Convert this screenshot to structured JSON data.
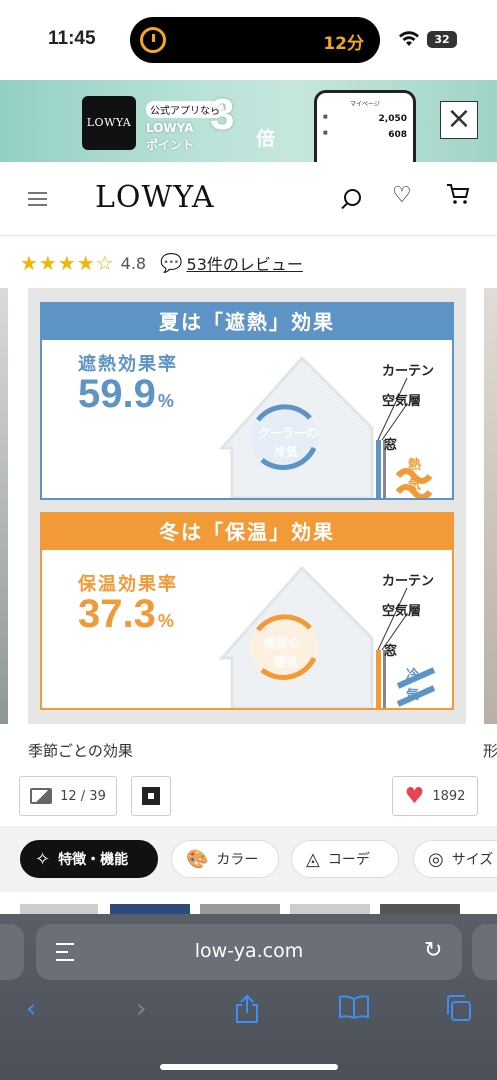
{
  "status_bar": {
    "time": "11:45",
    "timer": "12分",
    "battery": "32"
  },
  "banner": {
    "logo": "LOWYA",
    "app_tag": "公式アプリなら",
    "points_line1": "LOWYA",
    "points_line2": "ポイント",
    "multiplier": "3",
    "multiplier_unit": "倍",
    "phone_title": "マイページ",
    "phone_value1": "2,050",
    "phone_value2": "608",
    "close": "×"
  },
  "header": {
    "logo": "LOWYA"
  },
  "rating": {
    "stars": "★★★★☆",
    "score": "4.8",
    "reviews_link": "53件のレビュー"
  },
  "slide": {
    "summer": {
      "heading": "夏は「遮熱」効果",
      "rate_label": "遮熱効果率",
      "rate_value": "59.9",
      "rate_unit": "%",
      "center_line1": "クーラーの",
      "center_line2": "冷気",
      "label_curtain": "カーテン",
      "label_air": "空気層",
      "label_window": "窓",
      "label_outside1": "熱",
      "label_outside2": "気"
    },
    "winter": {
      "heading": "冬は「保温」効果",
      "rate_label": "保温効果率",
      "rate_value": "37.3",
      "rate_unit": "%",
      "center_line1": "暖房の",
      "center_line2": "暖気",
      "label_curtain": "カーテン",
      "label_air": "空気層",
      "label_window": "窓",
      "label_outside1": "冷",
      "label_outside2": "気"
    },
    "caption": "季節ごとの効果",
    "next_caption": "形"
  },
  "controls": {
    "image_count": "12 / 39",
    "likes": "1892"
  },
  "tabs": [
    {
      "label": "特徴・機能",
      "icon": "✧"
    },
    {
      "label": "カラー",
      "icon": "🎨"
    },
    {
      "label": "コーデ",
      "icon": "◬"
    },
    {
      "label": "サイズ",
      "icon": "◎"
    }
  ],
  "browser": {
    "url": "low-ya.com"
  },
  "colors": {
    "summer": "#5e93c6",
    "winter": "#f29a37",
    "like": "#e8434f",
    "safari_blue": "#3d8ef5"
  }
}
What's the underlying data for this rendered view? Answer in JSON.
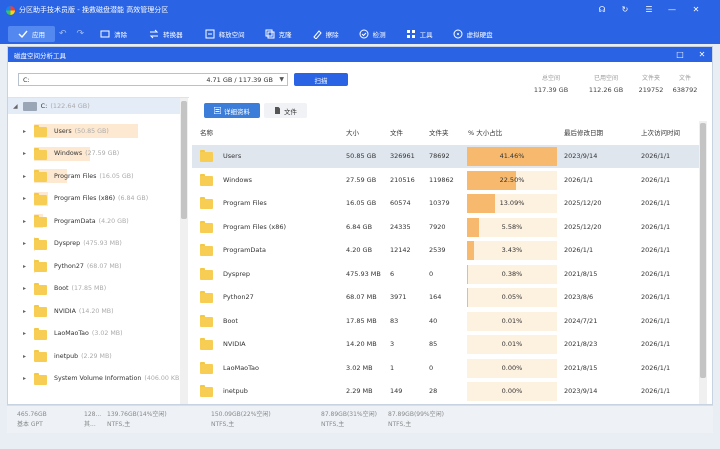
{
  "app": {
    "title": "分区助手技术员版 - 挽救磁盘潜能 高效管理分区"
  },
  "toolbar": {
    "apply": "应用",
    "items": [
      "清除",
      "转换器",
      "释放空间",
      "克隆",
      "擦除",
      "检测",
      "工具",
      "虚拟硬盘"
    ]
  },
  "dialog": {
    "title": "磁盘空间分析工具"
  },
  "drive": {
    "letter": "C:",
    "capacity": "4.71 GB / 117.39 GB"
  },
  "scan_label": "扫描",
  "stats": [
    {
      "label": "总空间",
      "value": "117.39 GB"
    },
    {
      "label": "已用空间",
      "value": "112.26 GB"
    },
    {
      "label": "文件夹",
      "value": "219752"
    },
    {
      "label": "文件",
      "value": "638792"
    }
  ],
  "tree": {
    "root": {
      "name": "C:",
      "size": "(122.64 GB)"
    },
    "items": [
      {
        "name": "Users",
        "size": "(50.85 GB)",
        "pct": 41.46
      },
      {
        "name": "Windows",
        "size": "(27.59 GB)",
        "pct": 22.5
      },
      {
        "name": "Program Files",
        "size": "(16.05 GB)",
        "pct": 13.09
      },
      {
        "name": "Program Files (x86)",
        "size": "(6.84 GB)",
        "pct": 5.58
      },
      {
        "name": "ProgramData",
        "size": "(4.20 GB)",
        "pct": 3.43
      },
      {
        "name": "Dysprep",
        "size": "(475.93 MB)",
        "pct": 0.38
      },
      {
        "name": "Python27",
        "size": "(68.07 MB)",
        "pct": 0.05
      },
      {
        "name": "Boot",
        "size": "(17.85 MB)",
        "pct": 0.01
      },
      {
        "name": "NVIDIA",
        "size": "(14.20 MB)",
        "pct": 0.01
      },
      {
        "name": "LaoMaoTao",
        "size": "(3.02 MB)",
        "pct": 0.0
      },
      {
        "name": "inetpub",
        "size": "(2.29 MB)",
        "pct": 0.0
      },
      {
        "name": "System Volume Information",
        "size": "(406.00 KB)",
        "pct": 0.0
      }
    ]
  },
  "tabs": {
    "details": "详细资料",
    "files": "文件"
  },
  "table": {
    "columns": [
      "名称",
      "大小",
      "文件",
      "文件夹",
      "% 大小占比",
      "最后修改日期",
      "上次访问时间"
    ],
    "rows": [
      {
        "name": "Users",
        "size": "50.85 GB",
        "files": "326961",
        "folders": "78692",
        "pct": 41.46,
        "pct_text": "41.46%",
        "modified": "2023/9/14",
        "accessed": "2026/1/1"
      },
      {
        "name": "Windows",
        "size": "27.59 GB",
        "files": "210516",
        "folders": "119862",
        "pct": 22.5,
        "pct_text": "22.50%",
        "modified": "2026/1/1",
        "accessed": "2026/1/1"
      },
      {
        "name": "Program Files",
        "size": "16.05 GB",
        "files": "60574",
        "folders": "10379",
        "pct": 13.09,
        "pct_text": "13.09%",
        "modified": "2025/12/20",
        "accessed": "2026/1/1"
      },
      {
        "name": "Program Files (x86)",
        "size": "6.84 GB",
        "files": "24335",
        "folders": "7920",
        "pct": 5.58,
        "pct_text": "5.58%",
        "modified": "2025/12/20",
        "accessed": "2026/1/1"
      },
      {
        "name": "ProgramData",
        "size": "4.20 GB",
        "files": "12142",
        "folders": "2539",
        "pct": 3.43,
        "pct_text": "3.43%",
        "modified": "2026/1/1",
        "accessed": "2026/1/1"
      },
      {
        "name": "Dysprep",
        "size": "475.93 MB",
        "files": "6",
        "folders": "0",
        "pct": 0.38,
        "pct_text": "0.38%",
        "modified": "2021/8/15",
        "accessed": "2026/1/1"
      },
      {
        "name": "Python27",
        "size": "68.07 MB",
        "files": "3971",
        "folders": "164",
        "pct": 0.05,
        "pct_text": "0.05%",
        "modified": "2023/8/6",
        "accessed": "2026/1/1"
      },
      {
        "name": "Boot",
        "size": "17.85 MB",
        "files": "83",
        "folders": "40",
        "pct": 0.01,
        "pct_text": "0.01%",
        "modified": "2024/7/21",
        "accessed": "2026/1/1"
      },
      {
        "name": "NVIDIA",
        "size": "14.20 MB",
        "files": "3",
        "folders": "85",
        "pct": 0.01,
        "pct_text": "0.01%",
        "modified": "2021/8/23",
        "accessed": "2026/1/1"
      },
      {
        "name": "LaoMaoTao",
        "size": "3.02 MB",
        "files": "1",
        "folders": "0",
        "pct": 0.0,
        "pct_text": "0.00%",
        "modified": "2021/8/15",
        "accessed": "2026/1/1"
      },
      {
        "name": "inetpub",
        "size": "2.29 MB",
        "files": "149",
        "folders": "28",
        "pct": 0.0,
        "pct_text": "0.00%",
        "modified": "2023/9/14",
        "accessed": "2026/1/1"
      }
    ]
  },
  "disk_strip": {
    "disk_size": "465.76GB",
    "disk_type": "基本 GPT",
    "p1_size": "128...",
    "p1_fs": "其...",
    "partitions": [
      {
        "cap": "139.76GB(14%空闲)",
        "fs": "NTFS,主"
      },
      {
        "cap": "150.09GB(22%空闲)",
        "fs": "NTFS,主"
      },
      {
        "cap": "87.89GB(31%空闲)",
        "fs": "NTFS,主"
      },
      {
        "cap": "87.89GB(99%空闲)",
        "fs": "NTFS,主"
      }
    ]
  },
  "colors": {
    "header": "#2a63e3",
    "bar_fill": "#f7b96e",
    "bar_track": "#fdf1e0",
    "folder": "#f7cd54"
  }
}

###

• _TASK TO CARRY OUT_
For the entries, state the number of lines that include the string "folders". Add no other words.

• _EXERCISE SOLUTION_
11